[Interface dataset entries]
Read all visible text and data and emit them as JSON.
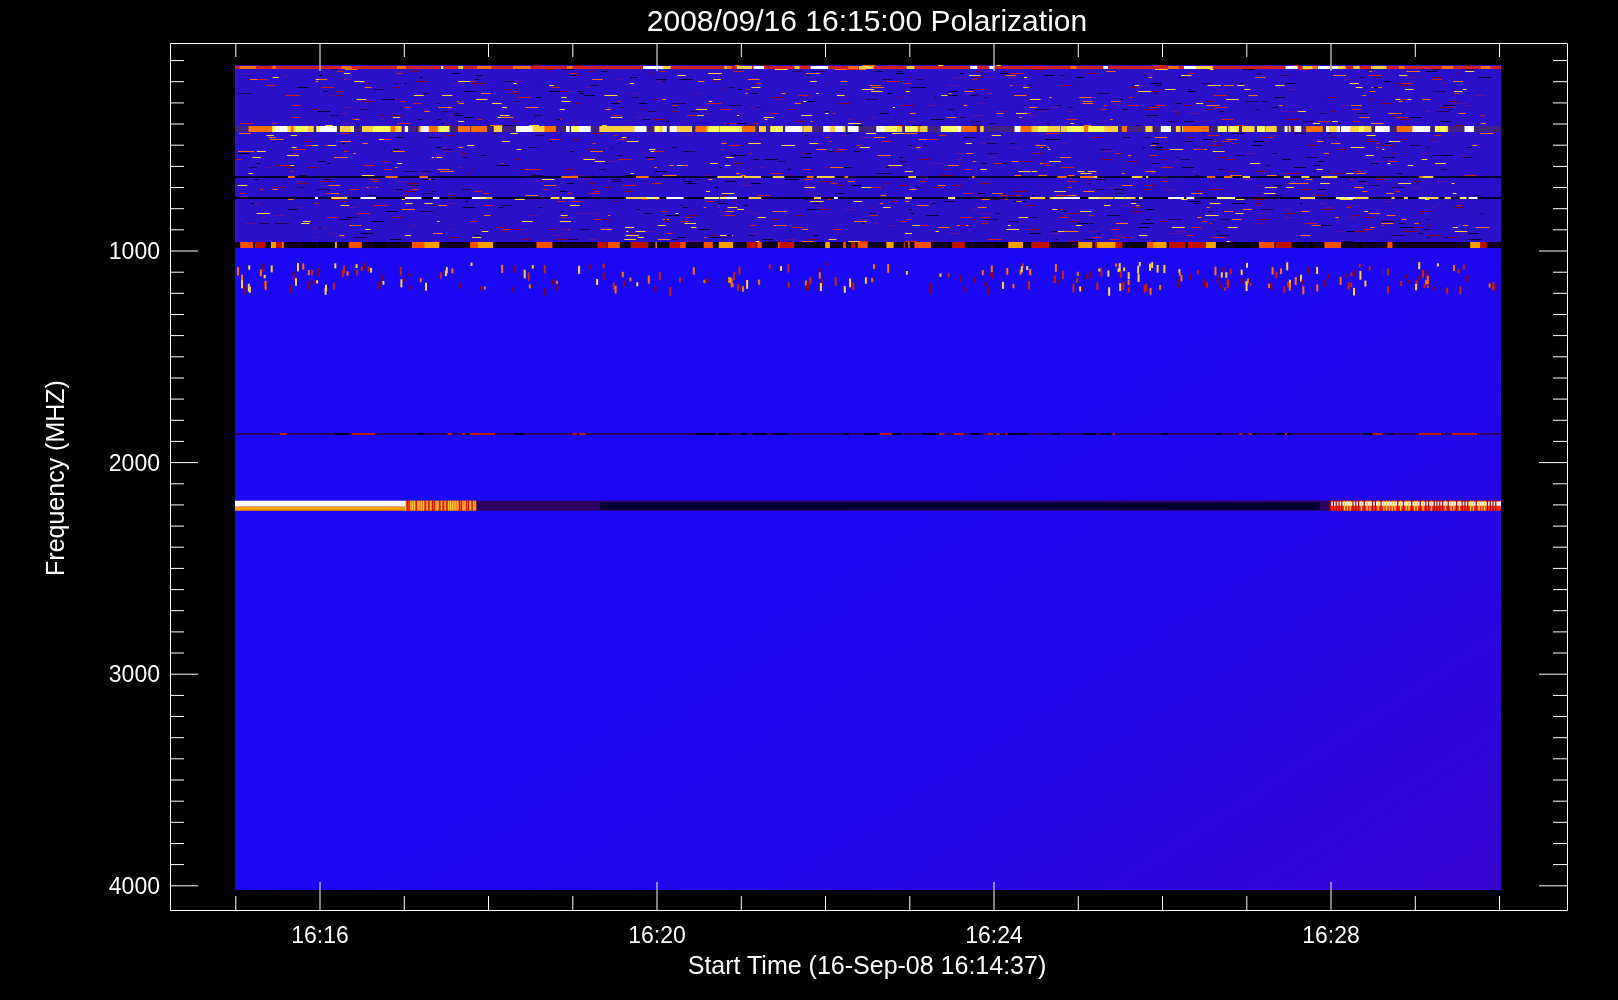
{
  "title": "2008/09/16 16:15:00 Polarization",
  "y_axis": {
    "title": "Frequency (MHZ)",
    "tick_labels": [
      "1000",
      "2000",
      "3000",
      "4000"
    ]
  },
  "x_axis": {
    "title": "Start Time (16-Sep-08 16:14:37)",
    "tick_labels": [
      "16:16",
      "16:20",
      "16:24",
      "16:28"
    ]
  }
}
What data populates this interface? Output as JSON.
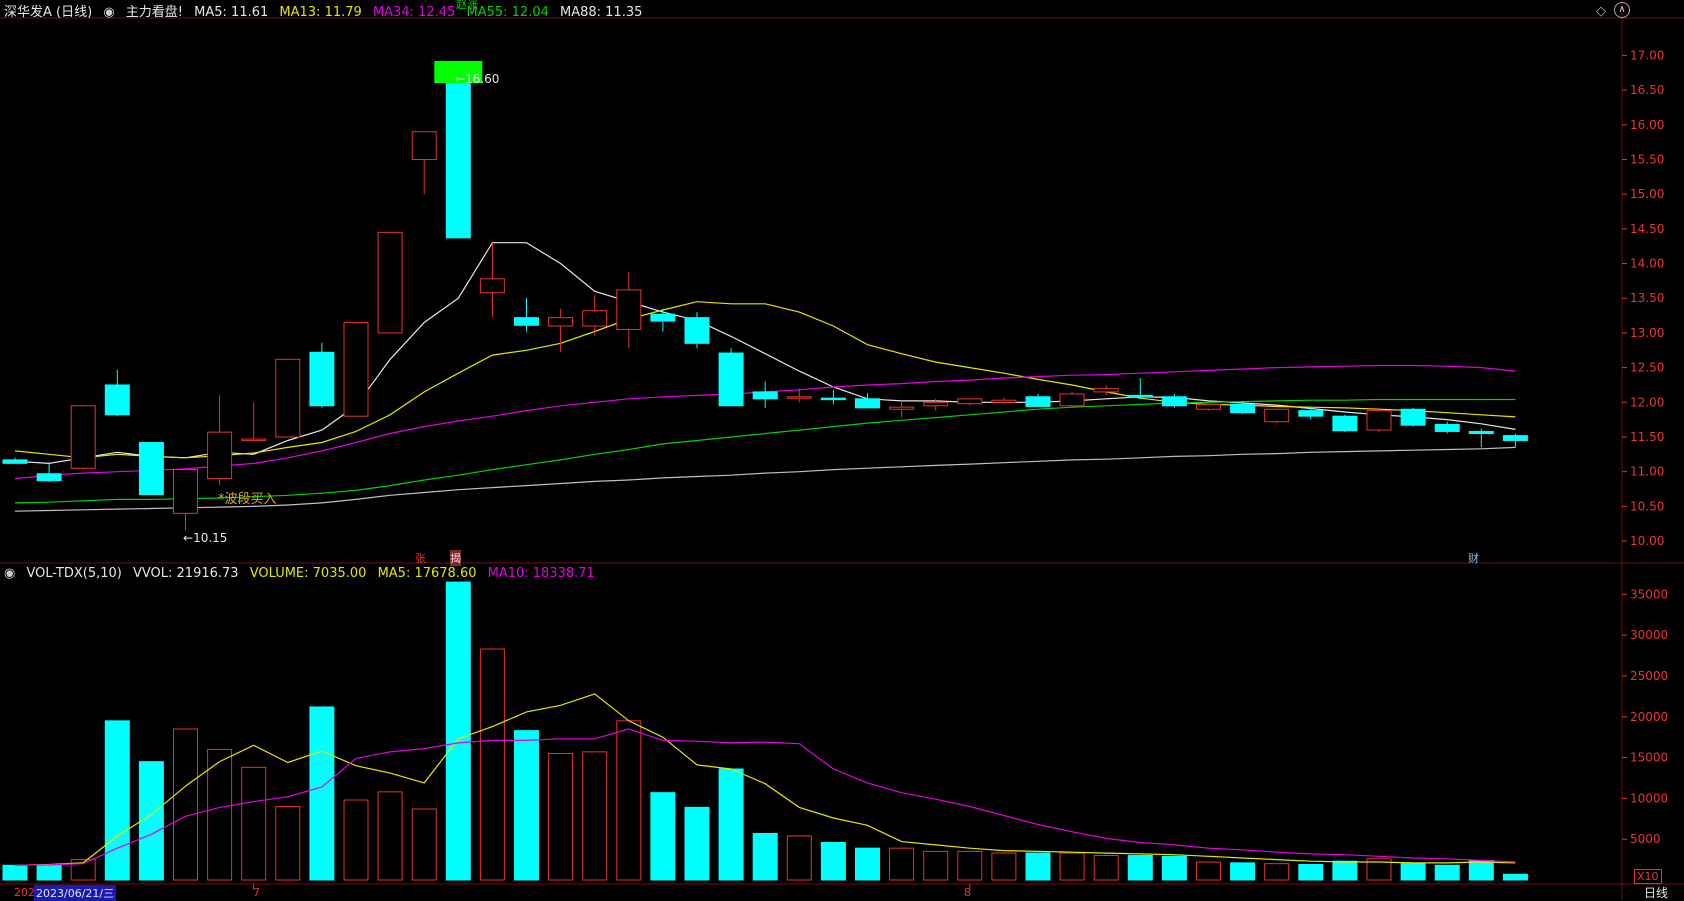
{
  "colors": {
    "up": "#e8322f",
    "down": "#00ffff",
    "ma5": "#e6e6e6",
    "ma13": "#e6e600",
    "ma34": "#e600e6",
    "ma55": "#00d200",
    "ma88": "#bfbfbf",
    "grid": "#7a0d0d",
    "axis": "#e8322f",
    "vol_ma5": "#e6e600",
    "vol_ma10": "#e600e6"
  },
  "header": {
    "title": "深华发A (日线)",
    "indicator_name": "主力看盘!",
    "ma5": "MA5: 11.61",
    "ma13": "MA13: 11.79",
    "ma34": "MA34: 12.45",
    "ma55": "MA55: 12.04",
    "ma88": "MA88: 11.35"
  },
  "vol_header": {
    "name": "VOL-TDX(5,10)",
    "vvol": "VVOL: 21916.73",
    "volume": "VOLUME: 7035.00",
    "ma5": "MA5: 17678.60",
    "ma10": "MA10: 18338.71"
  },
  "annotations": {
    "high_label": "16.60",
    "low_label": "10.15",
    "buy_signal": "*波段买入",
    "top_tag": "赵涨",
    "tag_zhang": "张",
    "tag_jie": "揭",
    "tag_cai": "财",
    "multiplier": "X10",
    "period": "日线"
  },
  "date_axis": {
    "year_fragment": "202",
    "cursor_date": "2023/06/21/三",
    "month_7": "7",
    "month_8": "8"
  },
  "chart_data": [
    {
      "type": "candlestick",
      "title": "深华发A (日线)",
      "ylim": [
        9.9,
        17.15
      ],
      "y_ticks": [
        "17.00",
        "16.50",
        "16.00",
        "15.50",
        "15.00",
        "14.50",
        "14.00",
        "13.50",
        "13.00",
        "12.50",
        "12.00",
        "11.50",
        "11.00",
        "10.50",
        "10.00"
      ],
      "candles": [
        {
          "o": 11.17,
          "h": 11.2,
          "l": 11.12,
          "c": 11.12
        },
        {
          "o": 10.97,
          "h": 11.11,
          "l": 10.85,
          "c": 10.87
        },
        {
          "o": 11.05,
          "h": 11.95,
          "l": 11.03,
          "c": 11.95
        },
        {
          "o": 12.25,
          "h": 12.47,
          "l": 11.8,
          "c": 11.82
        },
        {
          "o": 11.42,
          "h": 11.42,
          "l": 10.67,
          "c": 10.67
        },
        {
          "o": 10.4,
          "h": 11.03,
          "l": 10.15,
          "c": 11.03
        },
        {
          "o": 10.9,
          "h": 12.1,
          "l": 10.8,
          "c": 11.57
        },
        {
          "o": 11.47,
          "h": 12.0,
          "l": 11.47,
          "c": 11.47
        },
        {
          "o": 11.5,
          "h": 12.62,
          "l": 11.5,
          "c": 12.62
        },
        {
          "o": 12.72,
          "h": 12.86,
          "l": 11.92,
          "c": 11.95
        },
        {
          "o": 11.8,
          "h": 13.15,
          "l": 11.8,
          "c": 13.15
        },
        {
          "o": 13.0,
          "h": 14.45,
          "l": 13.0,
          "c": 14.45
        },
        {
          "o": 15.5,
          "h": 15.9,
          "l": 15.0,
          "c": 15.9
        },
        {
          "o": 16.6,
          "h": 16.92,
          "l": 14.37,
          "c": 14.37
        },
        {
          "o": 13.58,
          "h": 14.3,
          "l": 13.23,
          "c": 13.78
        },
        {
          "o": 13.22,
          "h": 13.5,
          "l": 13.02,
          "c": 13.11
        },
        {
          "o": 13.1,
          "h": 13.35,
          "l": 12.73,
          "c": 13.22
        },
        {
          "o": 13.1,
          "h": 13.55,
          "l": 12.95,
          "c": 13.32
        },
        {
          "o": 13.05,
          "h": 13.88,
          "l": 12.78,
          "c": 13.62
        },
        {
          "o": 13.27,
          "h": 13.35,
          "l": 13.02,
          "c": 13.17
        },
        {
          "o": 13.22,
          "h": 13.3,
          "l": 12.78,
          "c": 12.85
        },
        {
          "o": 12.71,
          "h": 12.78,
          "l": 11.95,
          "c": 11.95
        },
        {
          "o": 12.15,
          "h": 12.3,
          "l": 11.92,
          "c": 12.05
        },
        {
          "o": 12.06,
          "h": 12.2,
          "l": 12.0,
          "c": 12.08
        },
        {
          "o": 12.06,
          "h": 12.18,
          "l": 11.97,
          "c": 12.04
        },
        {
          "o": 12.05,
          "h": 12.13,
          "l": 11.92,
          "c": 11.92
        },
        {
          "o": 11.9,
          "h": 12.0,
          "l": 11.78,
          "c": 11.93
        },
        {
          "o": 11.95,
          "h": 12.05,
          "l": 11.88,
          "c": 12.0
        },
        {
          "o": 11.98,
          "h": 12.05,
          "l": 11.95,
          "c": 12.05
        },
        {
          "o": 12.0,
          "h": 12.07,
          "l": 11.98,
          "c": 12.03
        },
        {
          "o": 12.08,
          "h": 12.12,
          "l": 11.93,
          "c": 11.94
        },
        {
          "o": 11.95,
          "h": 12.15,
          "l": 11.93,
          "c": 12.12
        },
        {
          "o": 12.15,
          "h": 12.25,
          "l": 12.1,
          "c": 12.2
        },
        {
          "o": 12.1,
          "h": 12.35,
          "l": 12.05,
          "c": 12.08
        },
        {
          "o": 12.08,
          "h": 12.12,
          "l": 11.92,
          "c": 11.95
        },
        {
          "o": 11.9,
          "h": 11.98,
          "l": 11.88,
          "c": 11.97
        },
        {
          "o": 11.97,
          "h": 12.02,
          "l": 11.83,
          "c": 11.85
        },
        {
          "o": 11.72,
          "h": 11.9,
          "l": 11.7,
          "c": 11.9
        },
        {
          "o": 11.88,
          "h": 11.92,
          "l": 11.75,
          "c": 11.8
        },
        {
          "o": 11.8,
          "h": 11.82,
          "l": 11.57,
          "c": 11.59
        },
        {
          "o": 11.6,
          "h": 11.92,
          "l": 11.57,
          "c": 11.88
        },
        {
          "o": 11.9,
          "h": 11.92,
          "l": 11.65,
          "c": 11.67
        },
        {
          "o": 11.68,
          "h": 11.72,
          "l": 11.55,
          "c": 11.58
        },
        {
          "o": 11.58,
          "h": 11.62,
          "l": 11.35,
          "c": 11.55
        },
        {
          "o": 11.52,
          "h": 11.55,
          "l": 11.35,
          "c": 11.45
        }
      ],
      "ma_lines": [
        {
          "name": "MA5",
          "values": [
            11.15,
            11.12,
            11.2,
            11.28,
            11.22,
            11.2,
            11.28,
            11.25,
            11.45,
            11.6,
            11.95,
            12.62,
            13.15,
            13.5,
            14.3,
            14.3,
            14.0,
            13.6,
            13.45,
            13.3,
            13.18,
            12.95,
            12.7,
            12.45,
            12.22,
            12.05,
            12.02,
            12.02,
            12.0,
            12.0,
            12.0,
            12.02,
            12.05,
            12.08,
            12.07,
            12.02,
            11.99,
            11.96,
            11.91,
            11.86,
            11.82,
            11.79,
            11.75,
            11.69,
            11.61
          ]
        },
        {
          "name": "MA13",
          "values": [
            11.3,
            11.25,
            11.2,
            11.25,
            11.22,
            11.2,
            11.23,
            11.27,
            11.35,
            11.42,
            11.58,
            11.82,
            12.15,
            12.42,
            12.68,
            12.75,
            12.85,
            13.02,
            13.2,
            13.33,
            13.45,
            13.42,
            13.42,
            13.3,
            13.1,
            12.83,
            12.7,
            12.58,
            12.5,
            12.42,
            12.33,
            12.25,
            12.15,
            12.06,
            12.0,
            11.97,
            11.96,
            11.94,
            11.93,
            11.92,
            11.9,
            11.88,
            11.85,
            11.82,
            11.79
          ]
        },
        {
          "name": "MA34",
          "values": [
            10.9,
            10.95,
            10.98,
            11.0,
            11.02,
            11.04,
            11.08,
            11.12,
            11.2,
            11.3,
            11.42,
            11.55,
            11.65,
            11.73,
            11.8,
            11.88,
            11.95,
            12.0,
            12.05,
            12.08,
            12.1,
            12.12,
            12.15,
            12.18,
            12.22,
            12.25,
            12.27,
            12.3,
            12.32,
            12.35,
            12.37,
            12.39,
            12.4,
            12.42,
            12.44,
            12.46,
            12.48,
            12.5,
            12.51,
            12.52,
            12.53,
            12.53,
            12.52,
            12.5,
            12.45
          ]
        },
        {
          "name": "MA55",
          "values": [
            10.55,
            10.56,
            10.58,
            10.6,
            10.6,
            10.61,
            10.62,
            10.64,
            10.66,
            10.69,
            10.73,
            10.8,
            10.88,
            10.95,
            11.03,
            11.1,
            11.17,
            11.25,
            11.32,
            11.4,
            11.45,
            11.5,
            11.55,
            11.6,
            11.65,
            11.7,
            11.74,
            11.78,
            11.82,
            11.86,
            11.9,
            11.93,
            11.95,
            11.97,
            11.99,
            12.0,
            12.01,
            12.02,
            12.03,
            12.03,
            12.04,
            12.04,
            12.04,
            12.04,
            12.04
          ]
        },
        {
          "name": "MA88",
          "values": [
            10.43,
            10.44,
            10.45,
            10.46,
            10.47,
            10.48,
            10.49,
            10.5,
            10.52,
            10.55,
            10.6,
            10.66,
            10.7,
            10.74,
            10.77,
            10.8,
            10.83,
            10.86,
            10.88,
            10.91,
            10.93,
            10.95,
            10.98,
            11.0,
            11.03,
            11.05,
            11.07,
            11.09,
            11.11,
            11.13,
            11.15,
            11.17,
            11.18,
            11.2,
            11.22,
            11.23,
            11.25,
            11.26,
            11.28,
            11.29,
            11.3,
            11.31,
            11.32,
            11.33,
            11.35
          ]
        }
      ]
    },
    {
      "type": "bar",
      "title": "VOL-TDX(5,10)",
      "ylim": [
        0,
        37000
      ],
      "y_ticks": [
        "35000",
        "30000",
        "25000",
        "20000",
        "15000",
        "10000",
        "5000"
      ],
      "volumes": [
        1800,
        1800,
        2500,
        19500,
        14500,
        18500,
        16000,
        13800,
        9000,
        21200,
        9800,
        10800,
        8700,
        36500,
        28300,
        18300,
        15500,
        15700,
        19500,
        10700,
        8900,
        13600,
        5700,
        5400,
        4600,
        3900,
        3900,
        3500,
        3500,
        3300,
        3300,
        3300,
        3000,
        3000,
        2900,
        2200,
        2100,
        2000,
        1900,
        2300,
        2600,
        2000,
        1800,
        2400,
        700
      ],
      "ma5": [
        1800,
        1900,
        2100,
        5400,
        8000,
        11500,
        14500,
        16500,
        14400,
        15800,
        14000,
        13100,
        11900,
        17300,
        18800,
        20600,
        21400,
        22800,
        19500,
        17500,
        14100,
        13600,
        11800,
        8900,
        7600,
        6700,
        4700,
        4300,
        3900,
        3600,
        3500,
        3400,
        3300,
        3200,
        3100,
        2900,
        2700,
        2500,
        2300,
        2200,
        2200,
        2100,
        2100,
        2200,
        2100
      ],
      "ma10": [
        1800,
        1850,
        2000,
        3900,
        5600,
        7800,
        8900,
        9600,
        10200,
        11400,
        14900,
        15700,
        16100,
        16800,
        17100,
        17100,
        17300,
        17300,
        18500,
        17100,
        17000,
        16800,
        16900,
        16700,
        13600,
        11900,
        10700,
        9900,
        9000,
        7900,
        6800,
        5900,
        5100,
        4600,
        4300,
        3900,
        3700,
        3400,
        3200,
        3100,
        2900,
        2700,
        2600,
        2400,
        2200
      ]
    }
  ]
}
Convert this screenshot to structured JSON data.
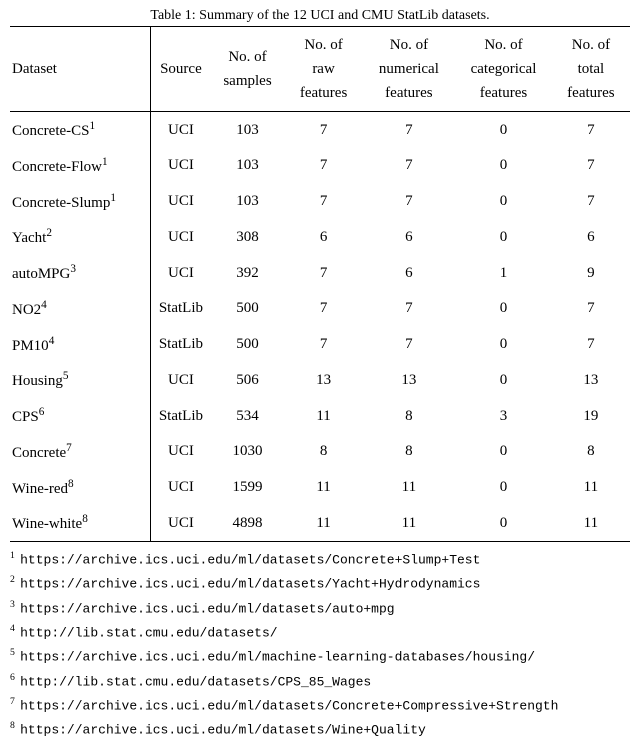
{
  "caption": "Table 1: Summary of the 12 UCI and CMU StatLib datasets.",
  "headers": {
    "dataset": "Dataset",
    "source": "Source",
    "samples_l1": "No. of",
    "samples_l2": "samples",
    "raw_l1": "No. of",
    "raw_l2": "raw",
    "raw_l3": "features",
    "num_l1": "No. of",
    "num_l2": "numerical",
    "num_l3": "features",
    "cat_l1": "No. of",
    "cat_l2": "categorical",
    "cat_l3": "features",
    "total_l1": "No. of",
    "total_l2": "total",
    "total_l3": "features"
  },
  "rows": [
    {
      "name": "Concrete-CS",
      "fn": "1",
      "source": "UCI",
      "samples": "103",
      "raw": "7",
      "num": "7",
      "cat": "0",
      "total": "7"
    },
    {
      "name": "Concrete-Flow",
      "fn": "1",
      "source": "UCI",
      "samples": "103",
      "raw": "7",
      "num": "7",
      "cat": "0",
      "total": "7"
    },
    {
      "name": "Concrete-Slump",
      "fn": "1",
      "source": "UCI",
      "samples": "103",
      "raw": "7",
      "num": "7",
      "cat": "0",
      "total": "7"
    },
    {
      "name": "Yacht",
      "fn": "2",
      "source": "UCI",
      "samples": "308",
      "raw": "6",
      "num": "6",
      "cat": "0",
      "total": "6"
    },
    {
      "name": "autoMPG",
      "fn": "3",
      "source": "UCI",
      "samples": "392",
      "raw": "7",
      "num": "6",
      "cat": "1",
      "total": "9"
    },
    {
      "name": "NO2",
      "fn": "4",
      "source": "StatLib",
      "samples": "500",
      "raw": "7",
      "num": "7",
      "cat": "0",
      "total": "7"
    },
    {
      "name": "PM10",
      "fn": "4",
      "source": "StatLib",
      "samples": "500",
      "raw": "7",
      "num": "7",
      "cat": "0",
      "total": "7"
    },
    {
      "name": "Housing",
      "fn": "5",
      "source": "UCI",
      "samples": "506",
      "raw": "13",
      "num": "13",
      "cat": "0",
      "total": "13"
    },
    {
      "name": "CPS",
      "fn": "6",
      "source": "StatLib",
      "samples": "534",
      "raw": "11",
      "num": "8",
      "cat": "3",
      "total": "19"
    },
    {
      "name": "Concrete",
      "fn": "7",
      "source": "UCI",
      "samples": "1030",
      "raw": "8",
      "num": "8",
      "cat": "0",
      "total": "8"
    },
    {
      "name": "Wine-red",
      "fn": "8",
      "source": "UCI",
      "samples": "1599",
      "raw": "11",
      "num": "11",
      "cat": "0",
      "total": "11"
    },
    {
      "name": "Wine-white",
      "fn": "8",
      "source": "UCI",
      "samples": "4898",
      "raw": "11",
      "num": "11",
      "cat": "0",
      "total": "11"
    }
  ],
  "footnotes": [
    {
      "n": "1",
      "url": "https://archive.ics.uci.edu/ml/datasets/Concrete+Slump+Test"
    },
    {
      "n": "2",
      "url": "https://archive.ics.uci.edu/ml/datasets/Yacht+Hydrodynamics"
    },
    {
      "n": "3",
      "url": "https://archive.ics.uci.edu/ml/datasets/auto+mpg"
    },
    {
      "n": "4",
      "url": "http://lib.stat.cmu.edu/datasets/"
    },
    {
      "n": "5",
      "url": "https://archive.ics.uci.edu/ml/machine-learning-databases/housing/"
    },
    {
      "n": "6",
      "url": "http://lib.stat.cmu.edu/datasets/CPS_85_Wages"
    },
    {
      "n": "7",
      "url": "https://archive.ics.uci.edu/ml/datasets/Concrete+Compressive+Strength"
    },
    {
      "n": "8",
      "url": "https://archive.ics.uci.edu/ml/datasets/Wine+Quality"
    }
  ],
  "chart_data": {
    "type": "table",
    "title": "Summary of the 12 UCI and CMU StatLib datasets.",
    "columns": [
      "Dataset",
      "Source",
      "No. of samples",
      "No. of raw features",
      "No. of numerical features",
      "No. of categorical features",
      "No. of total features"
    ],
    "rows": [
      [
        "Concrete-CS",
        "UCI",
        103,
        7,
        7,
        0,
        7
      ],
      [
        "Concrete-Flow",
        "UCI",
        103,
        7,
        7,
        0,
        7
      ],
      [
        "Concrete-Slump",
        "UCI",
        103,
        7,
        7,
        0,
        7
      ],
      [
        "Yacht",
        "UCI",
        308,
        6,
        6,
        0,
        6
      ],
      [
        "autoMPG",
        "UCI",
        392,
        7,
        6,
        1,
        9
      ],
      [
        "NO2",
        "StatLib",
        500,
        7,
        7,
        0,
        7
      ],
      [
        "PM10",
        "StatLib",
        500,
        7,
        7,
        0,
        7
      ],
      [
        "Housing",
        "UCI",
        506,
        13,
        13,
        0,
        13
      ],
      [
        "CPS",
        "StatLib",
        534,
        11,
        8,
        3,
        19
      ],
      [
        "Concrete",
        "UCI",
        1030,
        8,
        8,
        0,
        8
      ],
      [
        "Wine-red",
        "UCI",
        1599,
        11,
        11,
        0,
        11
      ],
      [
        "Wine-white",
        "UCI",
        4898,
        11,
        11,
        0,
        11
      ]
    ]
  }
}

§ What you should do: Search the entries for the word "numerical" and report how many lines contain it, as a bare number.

§ Finished task: 2